We have to work twice as hard in order for us to exist in a space of our own. Yes, we may have a triple threat but if anyone can handle it, it’s us.You may have already heard of her, but Gizelle Messina is a Los Angeles-based makeup artist for M·A·C Cosmetics who is making waves within the trans community. Messina recently was featured in the SHOWTIME documentary More than T and like many trans women, she has overcome challenges and built a powerful platform. (This interview has been edited for clarity.) Wear Your Voice: How did this documentary first come about for you and what were your thoughts going into it? Gizelle Messina: The documentary was a project created by M·A·C to continue its passion for people who don’t have a voice. M·A·C already had a campaign that started in 1994 to help support men, women and children with HIV. $1.8 million out of that fund was used for the documentary. I saw a flyer posted in the break room and I had to meditate on it because I wasn’t sure if I wanted to go through with it. I wanted to make sure there wouldn’t be a lot of heavy editing because I wanted to make sure it was my voice. WYV: Being a visible trans woman can be hard for many. How did you find the courage to step into your own truth and live authentically? GM: It’s something that I still battle every day. For me it was almost like boot camp being that I had to transition while managing a store in Century City. It was tough but it definitely helped me thicken my skin more than it already was just from growing up and not being able to identify [as] who I was. Having to go to work every day and claiming my authentic self and demanding that people respect me for who I was, helped [me] curate strength. Even today, when I leave my home I get anxiety. We never know what’s going to happen when we’re out there.
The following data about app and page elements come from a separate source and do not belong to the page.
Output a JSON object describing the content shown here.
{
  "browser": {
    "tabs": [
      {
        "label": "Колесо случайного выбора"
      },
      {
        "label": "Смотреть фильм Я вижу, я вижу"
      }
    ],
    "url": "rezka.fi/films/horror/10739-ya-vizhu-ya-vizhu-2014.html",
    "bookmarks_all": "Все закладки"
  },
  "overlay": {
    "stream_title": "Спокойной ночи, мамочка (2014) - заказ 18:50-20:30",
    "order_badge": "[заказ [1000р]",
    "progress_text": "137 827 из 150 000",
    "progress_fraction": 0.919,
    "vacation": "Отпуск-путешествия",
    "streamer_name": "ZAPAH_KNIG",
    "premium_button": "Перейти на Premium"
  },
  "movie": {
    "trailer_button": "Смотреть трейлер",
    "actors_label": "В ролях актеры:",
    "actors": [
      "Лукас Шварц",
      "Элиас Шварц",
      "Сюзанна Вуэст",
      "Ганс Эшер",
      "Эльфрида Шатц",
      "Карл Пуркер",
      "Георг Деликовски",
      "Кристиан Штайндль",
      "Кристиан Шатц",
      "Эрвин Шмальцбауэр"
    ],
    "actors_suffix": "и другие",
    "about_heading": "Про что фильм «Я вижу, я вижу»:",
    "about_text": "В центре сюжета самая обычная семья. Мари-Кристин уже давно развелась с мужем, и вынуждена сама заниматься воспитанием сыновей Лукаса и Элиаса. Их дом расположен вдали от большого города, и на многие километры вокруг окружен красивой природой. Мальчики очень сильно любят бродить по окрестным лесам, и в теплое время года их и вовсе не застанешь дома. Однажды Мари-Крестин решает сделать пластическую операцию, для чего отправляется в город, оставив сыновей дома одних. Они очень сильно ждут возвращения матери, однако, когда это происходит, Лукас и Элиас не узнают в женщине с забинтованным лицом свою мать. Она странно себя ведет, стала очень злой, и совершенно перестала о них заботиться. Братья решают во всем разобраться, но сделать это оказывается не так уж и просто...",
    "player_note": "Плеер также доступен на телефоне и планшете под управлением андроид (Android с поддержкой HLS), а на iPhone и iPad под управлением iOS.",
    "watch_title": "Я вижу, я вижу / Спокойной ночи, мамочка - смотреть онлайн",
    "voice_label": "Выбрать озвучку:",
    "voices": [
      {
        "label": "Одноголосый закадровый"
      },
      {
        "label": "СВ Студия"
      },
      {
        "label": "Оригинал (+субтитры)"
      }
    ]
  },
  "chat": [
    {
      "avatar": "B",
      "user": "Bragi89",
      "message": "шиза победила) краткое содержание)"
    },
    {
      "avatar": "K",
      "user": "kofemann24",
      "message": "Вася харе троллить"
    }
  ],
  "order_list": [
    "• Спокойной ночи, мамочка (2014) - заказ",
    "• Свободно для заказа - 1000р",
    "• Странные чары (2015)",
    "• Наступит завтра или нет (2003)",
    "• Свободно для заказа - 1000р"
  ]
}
But I would rather go out in the street and take that chance; just going out and demanding your respect. You may not agree with it but I’m walking. Being a black trans woman, it’s imbedded in us because of the type of community we are in.
What keeps other Peakies of color coming back again and again? How did other people of color navigate and negotiate the show’s overwhelming whiteness?It was the summer of 1998 when I was first introduced to David Lynch and Mark Frost’s strange little town of Twin Peaks. I was already a huge Lynch fan, but Twin Peaks was a horse of a different color. It changed the landscape of pulp television and elevated it to art. More importantly, it was the first time that family violence — and in particular childhood sexual abuse — was ever discussed openly on prime time TV in a white middle class context, removing it from the narrative that only the poor and racial minorities were the perpetrators of these kinds of crimes. It was groundbreaking work. As the decades have gone by, Twin Peaks has managed to keep my attention, and with each viewing of the show and its prequel film, Fire Walk With Me my obsession with the town and Laura Palmer’s story has only grown.
The premise was ever so promising: Instead of focusing on the stories of rock stars, Showtime’s Roadies puts the backstage members of the crew center stage. Helmed by Cameron Crowe, I imagined a music-driven dramedy and the kind of thoughtful